“When are you graduating?”
“What are your plans”
“Oh, what are you going to do with that degree?”
If you’re a senior in college, these questions have already begun to haunt you. Often asked by well-meaning friends and family, the holidays are an especially tiresome time for seniors who are tired of predicting their entire future. No holiday comes more packed with anxiety than Thanksgiving. The first of the holiday gauntlet (Thanksgiving to Christmas/Hanukkah/Kwanzaa to New Years), Turkey Day tends to come with the most questions. Whether you know exactly what you’re doing with your future or are still figuring things out, there are three ways you can go about answering all of your Nana’s questions.
The way most people will go is what I call ‘the flowery response’. This is what everyone wants to hear. Oh, what am I doing after school? Well, I’m hoping I can get a wonderful job in my industry! What am I doing with my degree? Where am I going to live? I don’t have anything set in stone yet, but I’m hoping to strike out on my own! These are usually the go-to, optimistic answers. This is your best-case scenario that you know will make you sound humble but impressive.
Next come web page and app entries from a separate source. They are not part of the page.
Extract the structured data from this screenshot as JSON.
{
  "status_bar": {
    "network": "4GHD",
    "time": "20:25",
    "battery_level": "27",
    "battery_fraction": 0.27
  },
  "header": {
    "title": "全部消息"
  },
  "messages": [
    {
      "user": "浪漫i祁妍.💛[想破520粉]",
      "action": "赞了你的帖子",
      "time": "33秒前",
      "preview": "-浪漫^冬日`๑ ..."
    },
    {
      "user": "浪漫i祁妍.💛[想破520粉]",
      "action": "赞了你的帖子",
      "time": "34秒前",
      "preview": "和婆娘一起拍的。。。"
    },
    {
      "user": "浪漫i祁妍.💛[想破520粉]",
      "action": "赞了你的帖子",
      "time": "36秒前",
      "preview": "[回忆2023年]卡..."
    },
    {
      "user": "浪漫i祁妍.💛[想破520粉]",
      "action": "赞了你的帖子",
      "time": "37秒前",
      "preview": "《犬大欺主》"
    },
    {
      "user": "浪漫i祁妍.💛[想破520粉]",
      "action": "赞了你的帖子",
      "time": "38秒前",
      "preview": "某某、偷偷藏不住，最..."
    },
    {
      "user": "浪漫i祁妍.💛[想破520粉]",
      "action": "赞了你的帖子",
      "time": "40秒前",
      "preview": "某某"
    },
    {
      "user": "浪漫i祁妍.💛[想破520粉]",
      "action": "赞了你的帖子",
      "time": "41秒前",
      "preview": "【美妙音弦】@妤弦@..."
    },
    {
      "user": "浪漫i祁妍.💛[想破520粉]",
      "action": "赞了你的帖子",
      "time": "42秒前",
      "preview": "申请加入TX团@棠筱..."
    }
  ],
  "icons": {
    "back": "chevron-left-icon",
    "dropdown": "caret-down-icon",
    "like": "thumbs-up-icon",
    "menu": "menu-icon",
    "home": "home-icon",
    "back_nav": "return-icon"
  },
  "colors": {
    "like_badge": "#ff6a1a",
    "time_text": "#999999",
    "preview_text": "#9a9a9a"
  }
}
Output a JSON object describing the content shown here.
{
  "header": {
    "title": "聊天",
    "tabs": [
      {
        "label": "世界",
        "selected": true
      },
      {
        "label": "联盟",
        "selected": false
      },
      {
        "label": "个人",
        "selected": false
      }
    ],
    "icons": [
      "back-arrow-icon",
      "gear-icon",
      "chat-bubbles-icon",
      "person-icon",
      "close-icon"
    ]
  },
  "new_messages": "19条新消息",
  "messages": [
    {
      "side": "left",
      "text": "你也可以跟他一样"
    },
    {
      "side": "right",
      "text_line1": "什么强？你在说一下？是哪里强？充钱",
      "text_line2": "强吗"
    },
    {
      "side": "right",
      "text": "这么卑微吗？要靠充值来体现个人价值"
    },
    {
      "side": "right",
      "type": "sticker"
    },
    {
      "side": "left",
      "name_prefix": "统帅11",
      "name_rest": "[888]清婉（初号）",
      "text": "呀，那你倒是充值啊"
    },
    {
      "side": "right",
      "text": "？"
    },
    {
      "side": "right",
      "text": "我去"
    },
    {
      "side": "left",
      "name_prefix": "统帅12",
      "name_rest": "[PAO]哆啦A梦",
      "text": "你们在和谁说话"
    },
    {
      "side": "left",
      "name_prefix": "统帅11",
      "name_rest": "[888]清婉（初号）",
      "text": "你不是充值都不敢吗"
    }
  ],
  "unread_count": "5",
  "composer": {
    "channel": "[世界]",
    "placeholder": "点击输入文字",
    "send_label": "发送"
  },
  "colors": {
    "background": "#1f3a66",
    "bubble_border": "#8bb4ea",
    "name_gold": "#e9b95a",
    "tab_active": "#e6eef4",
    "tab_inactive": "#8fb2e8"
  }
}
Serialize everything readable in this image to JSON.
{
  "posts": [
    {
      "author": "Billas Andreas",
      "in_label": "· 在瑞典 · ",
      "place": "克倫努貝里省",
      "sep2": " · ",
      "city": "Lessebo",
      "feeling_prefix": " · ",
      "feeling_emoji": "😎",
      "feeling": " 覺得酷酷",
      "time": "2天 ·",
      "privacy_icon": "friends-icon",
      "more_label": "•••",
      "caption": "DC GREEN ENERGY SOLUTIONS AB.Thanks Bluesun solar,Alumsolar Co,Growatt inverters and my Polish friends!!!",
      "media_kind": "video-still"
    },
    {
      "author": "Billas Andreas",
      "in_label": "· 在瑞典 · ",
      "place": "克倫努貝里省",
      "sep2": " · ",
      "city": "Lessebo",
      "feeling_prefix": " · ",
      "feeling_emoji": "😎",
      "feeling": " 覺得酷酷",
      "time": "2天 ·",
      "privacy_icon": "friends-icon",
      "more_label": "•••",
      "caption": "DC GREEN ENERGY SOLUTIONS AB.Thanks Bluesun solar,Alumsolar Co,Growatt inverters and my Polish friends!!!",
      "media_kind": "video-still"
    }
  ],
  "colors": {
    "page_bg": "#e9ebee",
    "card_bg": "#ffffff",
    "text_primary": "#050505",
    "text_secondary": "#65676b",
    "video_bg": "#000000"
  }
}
I highly recommend this response.
If you just can’t stomach giving the ‘flowery response’ one more time, you can go in the ‘cold hard facts’ direction. What am I doing with my degree? Well, probably not even working in my area of study. How am I going to pay back my student loans? Who knows! I’ll probably be in debt for the rest of my life! This one shouldn’t be used on old or argumentative people, as it might start some uncomfortable conversations. It is more useful for cousins or family friends who understand the struggle.
Now, I’m not telling you to lie… but sometimes it’s okay to add fun facts to the truth. For ‘the embellishment response’ it’s okay to avoid specifics. Where am I working after college? I’m working at a nice, small company (minimum wage starting position). Where am I planning on living? I have two roommates that I’m moving in with (who definitely aren’t my parents). Maybe you add in a white lie or two that you’re going to travel or spend time learning a bunch of new skills.
At the end of the day, it’s important to remember that your loved ones want what’s best for you. Whether you’re celebrating with a genetic family or a found family, no one is in charge of your future but yourself. And who knows, maybe someone at the table has an opportunity for you!